Kale: High in vitamin K and A, lutein and zeaxanthin. Besides using kale in soups and salads, you can add kale to your smoothie. Or sauté with vegetables as a side dish.
Red Cabbage: Part of the family of awesome cruciferous vegetable. Full of vitamins C and K, fiber, and detoxifying compounds. Contains anthocyanin, an antioxidant for heart and brain health. Great to add to a detox salad.
Chia seeds: Contains fiber, antioxidants, calcium, iron, a complete protein, high in omega 3 fatty acids. You must try chia seed pudding. You can also add them to yogurt or your favorite smoothie.
Broccoli: Similar benefits of red cabbage. Full of B vitamins, vitamin C and calcium as well as glucoraphanin – an antioxidant that supports your body’s detoxification pathway. You can buy frozen broccoli for extra cost savings. Easily add to any lunch or dinner, raw, steam or sauté.
Green tea: Delivers potent antioxidants, like EGCG. Also a natural source of l-theanine an amino acid. Sip on hot or cold green tea during the day.

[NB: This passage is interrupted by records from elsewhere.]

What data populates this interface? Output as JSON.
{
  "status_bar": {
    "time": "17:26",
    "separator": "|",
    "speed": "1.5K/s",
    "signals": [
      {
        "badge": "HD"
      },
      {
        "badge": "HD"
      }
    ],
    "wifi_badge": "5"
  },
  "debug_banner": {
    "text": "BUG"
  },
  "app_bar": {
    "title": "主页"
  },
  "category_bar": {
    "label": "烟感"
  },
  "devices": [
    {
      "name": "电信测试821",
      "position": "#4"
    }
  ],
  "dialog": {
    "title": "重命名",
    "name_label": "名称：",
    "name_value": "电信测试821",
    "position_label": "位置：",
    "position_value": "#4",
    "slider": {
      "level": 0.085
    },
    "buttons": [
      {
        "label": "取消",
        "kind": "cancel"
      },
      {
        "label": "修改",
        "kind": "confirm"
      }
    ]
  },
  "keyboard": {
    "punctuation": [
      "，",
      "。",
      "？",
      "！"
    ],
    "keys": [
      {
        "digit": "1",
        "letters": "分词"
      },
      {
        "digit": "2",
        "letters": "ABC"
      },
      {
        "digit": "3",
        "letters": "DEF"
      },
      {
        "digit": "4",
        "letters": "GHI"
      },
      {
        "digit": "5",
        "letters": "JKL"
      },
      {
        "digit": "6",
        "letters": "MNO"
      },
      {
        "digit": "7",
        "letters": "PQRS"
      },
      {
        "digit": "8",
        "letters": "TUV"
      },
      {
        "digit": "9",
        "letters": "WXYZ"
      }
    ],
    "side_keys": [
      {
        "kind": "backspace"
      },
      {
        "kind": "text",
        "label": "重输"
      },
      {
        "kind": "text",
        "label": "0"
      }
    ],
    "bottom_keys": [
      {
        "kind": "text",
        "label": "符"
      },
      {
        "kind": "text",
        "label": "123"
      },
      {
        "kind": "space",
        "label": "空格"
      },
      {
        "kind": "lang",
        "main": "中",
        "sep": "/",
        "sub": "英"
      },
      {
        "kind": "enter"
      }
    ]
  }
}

Oats: Rich in thiamine, magnesium, phosphorous and manganese. The fiber in oats may also reduce your hunger by making you feel fuller longer and stabilize sugar levels. Easy to make for breakfast. Try to stay away from instant oats which are the most highly processed variety.
Sweet potatoes: Packed with vitamins, minerals and fiber. One of the healthiest starches to include in your diet. There are lots of different sweet potato healthy recipes: oven roasted, soups, pancakes, and mash, to name a few.
Carrots: Rich in vitamins and minerals such as potassium, vitamin K, vitamin A. Easy to add to any meal raw, steamed or cooked.
Black beans: Like lentils, high in fiber and protein, black beans help with digestion and gut health. Also packed with antioxidants. Combine with brown rice for a complete protein meal. Can also be added to salads, and taste wonderful as a soup or bean dip.
Bananas: Provide not only potassium but a variety of vitamins and minerals. Great as a snack or an addition to a healthy dessert.
- Maday Labrador
- Tags: Meals